INFORMATION SUPPLIED ::
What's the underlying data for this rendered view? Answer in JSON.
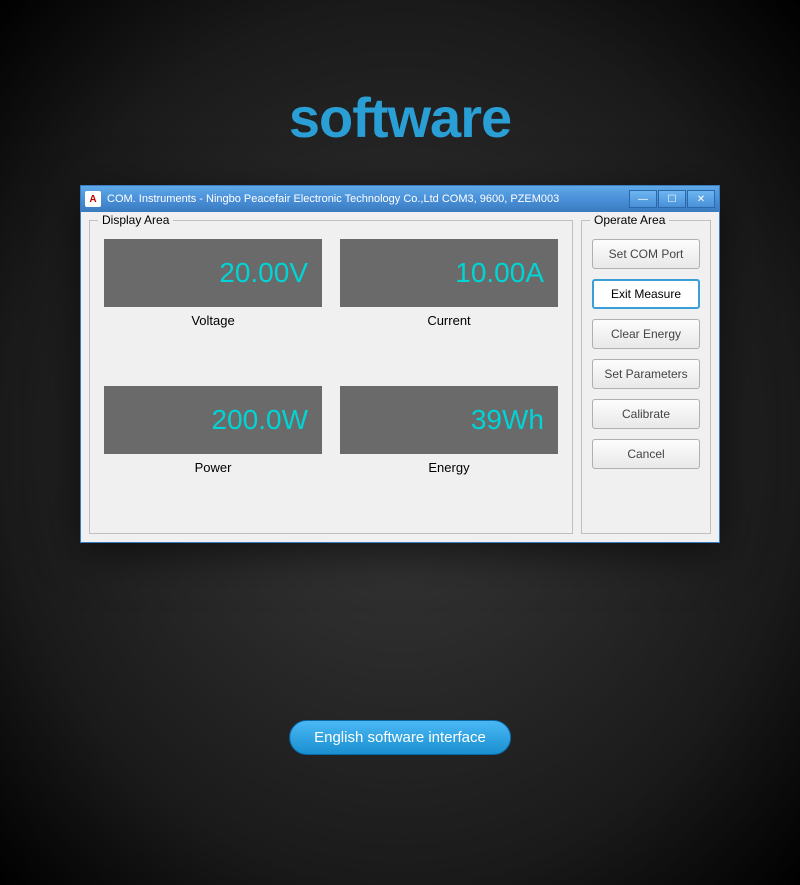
{
  "page": {
    "heading": "software",
    "caption": "English software interface"
  },
  "window": {
    "title": "COM. Instruments - Ningbo Peacefair Electronic Technology Co.,Ltd  COM3, 9600, PZEM003",
    "icon_letter": "A"
  },
  "display": {
    "group_label": "Display Area",
    "readouts": {
      "voltage": {
        "value": "20.00V",
        "label": "Voltage"
      },
      "current": {
        "value": "10.00A",
        "label": "Current"
      },
      "power": {
        "value": "200.0W",
        "label": "Power"
      },
      "energy": {
        "value": "39Wh",
        "label": "Energy"
      }
    }
  },
  "operate": {
    "group_label": "Operate Area",
    "buttons": {
      "set_com": "Set COM Port",
      "exit_measure": "Exit Measure",
      "clear_energy": "Clear Energy",
      "set_parameters": "Set Parameters",
      "calibrate": "Calibrate",
      "cancel": "Cancel"
    }
  }
}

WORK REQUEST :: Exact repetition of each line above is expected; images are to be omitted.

RESPONSE FOR THIS EXERCISE ::
What's the underlying data for this rendered view? Answer in JSON.
{
  "page": {
    "heading": "software",
    "caption": "English software interface"
  },
  "window": {
    "title": "COM. Instruments - Ningbo Peacefair Electronic Technology Co.,Ltd  COM3, 9600, PZEM003",
    "icon_letter": "A"
  },
  "display": {
    "group_label": "Display Area",
    "readouts": {
      "voltage": {
        "value": "20.00V",
        "label": "Voltage"
      },
      "current": {
        "value": "10.00A",
        "label": "Current"
      },
      "power": {
        "value": "200.0W",
        "label": "Power"
      },
      "energy": {
        "value": "39Wh",
        "label": "Energy"
      }
    }
  },
  "operate": {
    "group_label": "Operate Area",
    "buttons": {
      "set_com": "Set COM Port",
      "exit_measure": "Exit Measure",
      "clear_energy": "Clear Energy",
      "set_parameters": "Set Parameters",
      "calibrate": "Calibrate",
      "cancel": "Cancel"
    }
  }
}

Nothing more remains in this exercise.